The Financial Lives and Capabilities of Women Engaged in Sex Work: Can Paradoxical Autonomy Inform Intervention Strategies?

  •  Lyla S. Yang    
  •  Susan S. Witte    
  •  Carolina Vélez-Grau    
  •  Tara McCrimmon    
  •  Assel Terlikbayeva    
  •  Sholpan Primbetova    
  •  Gaukhar Mergenova    
  •  Nabila El-Bassel    


INTRODUCTION: Despite growing attention to structural approaches to HIV prevention, including economic empowerment interventions for key populations, few studies examine the financial lives of women engaged in sex work (WESW) and even fewer examine the financial lives of those who also use drugs. The purpose of this paper is to examine the financial status, sex work involvement, and individual and structural vulnerabilities of women involved in sex work and drug use in Kazakhstan.

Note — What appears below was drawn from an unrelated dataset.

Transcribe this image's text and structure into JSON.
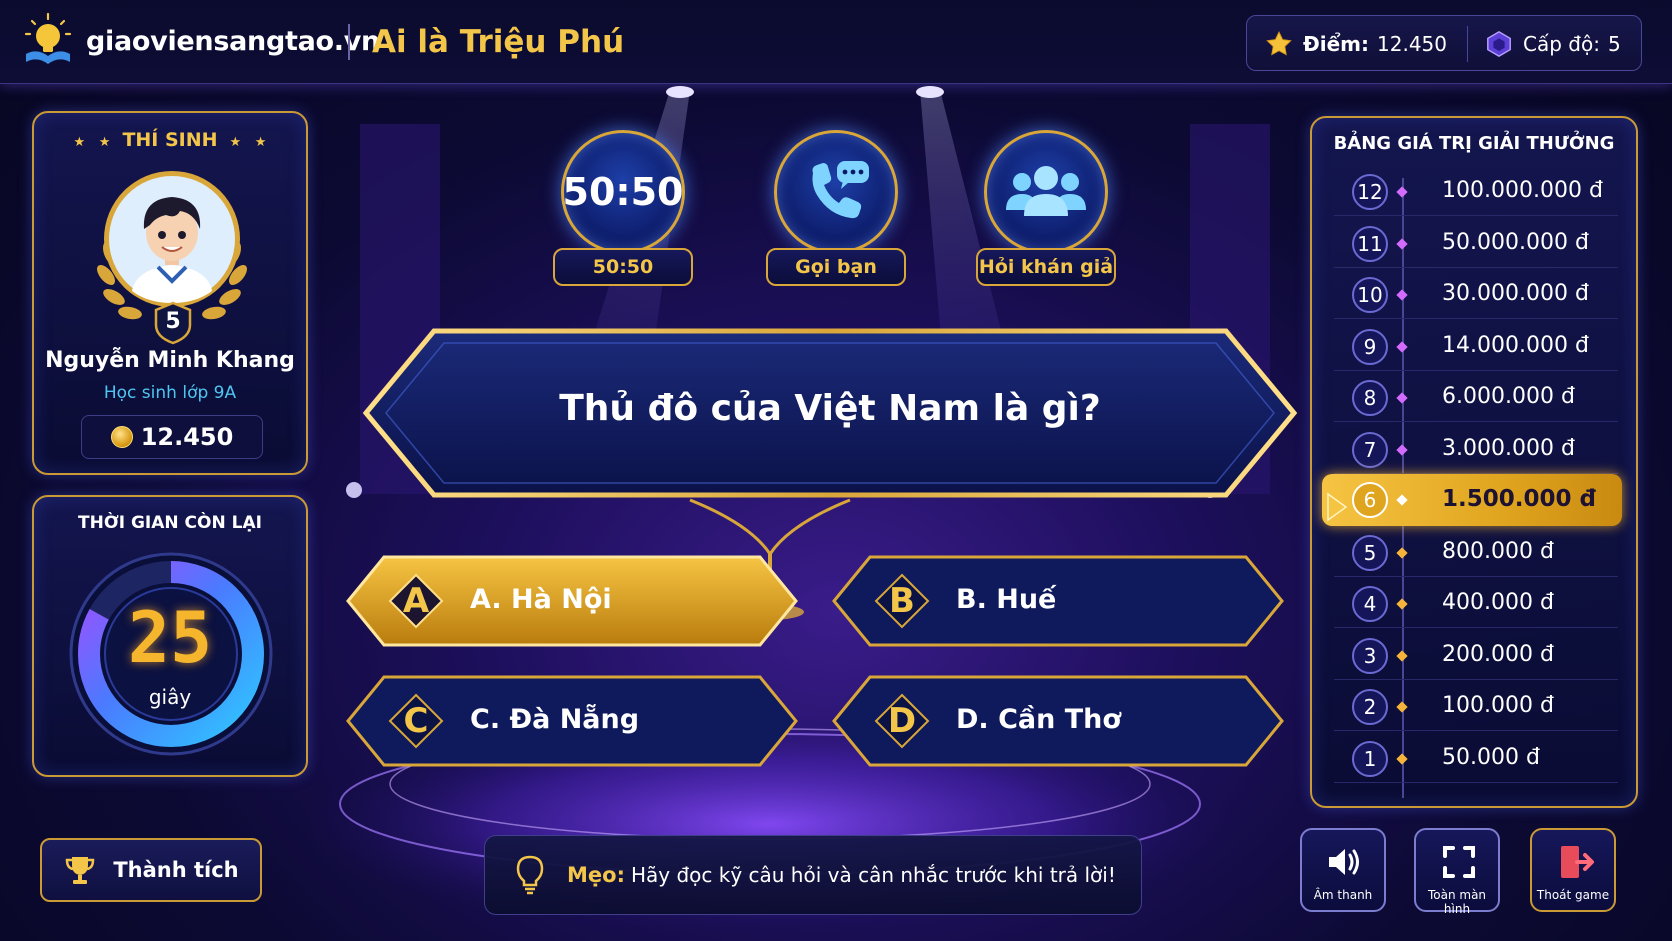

METHODS: We used baseline data from Project Nova, a cluster-randomized controlled trial that tested the efficacy of a combined HIV risk reduction and microfinance intervention for WESW in two cities in Kazakhstan. We collected data on income, savings, debt, sex work, drug use, homelessness, food insecurity, HIV status, attitudes towards safety, and financial knowledge from 400 participants through computer-assisted self-interview techniques. Descriptive statistics were utilized to describe and characterize the sample and aforementioned measures.

RESULTS: Findings illustrate the paradoxical nature of sex work, wherein women may achieve economic independence despite the great adversities they encounter in their daily lives and work. The majority of women (65%) in this study reported being the highest income earner in the household, caring for up to 3 dependents, and demonstrated entrepreneurial characteristics and aspirations for the future. However, many were still living below the poverty line (72.5%), as well as experiencing high levels of homelessness (58%) and food insecurity (89.5%).

CONCLUSION: Study findings underscore the need for better understanding of the existing capabilities of WESW and those who use drugs, including financial autonomy and community supports, that may guide the design of programs that most effectively promote women’s economic well-being and ensure that it is not at the expense of wellness and safety. Designing such programs requires incorporating a social justice lens into social work and public health interventions, including HIV prevention, and attention to the human rights of the most marginalized and highest risk populations, including WESW and those who use drugs.

This work is licensed under a Creative Commons Attribution 4.0 License.